## REQUIRED ACTION:
Find and return every line of the data that contains the word "this".

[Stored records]
______

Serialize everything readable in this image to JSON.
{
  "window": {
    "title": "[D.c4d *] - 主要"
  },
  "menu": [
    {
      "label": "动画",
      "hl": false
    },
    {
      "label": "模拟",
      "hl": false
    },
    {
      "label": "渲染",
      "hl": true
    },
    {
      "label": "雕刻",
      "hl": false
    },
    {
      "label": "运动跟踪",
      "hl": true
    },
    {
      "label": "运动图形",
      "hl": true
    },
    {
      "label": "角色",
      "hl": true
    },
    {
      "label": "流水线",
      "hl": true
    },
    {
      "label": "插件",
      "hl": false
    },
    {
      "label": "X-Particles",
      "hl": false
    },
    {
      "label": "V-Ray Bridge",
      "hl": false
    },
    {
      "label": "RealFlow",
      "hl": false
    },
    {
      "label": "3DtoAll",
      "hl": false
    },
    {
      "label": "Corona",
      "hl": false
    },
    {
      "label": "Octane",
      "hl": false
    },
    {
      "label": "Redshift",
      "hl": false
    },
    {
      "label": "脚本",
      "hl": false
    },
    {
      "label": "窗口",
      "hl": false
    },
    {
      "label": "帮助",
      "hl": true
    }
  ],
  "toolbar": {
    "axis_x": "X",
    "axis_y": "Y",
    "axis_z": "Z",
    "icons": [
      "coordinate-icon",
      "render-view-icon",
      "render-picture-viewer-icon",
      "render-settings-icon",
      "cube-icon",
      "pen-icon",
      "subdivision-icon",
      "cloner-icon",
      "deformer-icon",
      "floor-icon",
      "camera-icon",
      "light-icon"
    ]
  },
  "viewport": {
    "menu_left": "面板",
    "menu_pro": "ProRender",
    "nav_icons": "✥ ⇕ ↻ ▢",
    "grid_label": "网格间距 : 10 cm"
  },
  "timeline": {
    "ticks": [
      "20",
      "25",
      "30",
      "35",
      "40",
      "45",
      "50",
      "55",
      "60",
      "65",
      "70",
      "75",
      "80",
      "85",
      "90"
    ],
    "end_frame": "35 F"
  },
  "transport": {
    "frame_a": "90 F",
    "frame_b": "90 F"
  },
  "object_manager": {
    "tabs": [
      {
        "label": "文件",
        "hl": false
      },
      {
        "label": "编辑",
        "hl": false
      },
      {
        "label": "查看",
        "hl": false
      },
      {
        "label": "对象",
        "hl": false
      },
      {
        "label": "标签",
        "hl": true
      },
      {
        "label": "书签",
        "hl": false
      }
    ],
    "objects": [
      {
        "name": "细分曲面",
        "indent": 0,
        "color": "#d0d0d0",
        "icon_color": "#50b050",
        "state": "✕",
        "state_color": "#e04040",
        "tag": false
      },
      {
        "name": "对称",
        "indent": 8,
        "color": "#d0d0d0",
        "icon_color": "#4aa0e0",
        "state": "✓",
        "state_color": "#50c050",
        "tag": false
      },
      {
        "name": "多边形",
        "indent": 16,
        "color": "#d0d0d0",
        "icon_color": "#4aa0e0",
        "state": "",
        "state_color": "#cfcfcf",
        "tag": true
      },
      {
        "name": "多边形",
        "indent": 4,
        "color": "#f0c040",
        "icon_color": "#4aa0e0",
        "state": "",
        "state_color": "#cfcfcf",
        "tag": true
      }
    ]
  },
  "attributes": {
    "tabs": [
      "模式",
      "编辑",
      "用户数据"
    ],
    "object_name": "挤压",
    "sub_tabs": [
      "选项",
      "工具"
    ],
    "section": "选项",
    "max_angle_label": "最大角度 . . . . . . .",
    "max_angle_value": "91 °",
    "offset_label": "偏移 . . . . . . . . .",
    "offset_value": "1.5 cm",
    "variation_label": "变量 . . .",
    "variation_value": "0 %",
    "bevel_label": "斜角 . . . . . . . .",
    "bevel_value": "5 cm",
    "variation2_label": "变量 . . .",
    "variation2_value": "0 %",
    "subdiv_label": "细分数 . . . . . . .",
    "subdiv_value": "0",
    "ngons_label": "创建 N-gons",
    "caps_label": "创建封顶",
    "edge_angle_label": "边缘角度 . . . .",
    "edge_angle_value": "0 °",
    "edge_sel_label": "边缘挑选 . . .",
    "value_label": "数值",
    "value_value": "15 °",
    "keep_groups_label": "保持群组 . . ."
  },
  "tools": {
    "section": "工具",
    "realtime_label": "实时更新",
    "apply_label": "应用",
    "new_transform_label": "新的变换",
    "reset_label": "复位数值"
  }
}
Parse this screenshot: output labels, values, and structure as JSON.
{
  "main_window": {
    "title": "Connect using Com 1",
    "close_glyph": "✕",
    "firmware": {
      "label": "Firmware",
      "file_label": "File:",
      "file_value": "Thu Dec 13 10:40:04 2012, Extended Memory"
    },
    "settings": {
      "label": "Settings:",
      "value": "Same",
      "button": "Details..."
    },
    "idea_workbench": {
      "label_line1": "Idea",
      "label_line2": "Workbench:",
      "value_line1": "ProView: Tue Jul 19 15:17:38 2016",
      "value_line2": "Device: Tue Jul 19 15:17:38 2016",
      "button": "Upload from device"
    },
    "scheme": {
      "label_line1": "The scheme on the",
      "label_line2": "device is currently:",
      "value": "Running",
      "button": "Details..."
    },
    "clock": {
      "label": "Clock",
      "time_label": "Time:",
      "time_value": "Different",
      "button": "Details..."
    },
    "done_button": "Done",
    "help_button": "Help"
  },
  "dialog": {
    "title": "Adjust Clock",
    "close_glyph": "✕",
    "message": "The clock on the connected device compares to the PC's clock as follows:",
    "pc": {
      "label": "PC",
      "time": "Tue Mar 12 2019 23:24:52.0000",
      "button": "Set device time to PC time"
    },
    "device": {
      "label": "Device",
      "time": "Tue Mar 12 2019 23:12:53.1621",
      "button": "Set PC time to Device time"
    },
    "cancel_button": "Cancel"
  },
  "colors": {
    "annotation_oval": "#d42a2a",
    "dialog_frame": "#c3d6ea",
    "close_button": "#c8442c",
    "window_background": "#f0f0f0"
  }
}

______

## REPLY:
Serialize everything readable in this image to JSON.
Parse this screenshot: output labels, values, and structure as JSON.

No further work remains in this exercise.